CLOVER -- The nurse in the old picture remembered holding the little girl like it happened Wednesday at lunchtime: "That was a big baby."
Splashed on the front page of what was then the Evening Herald, 50 years ago today on Aug. 2, 1957, was a picture of newborn Helen Stewart at the long- closed Divine Saviour Hospital in York with a nurse's steadying hand atop a scale that read an incredible 13 pounds, 8 ounces.
The caption reads, "King Size Baby."
"I was big," understated the baby, Helen Stewart on Wednesday, the day before her 50th birthday. She is now 5 feet 9 inches tall. Her weight is more than 13 pounds and 8 ounces, but how much more is her business. "Bigness, it runs in the family."
Her mother, the late Janie Mae Stewart, was a tall, stately woman. Her father, the late John Presley Stewart?
"Not more than 5 feet and a half," Helen said.
The caption to that photo 50 years ago said Helen's brother was born 10 years before. He was a shrimp.
A mere 13 pounds even.
"I remember my mother talking about how big Helen was, seeing the picture," said Helen's brother William, that 13-pounder who turns 60 next week. "People said she was one of the biggest babies ever born in York County, maybe ever."
That coming from somebody who might be the second biggest baby ever.
"Biggest anybody ever heard of," said Audrey Dulin, a friend of Helen and Helen's mother, too.
It is unclear if baby Helen was the biggest baby ever born in York County to that point, or since. But a spokesperson from Piedmont Medical Center said an average baby born this year in York County weighs between 7 1/2 and 8 pounds. Baby Helen was almost double-sized.

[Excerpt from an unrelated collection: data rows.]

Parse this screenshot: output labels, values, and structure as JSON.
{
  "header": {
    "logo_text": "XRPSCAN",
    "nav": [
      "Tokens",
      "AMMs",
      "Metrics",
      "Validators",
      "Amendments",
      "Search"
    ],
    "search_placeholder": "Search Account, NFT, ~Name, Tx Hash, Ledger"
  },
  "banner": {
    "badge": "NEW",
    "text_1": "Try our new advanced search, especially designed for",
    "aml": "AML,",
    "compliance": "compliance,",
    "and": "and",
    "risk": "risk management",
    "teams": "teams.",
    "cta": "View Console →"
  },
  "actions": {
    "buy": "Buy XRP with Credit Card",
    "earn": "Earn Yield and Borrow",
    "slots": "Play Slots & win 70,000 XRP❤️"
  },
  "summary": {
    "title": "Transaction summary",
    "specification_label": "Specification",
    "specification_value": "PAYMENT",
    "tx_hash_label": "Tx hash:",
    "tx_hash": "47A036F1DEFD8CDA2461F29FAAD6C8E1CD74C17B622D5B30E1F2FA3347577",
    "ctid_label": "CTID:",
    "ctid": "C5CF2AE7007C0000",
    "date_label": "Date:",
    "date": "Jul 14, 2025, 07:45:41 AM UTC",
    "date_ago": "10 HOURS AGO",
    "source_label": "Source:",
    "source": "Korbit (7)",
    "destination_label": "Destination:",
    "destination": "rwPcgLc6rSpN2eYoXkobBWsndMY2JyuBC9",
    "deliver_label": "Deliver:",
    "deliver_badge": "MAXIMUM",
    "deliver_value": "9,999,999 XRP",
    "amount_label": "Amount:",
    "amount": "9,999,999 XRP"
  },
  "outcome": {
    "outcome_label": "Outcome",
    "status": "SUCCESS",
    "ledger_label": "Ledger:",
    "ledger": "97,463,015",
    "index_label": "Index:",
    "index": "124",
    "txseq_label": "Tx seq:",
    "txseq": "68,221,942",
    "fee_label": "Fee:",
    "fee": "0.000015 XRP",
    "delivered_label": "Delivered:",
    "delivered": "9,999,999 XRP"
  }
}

And get this -- Janie Mae Stewart gave birth to her daughter Helen the old-fashioned, natural way. Breathe, ladies, and be thankful Janie Mae Stewart wasn't you.
And men, buy the mother of your children a dozen roses.
It took a while to get to that hospital 50 years ago.
The funeral director who lived right down the block from the Stewarts, Mr. Black, had a hearse with a red light on top. Janie Mae Stewart was loaded into the back and Mr. Black hightailed it south on U.S. 321 for York, about 10 miles south.
"But momma always said that on the way, the tire came off," Helen Stewart said.
The hospital had to dispatch somebody to get the mother with what can be certain was one big belly. At 3:40 a.m., 13-pound, 8-ounce Helen Stewart arrived.
The nurse holding that big baby in the picture was Lucille Feemster. Now 87, she worked 41 years at Divine Saviour.
"Oh, yes, I remember that baby," Feemster said. "I helped deliver many, many, babies. No others were that big, I am sure of that. And I have that picture somewhere."
She found a copy of that picture that brought forth the, "That was a big baby."
Fifty years after she last saw her, Lucille Feemster met Helen Stewart. They chit-chatted and laughed. A friend gave Helen a copy of that newspaper decades ago, but she never saw the original picture until Wednesday. Feemster remarked how a 4-pound baby was born that same day, and she held Helen and the other baby together. And somebody, quite possibly Feemster, must have said: "That's a big baby."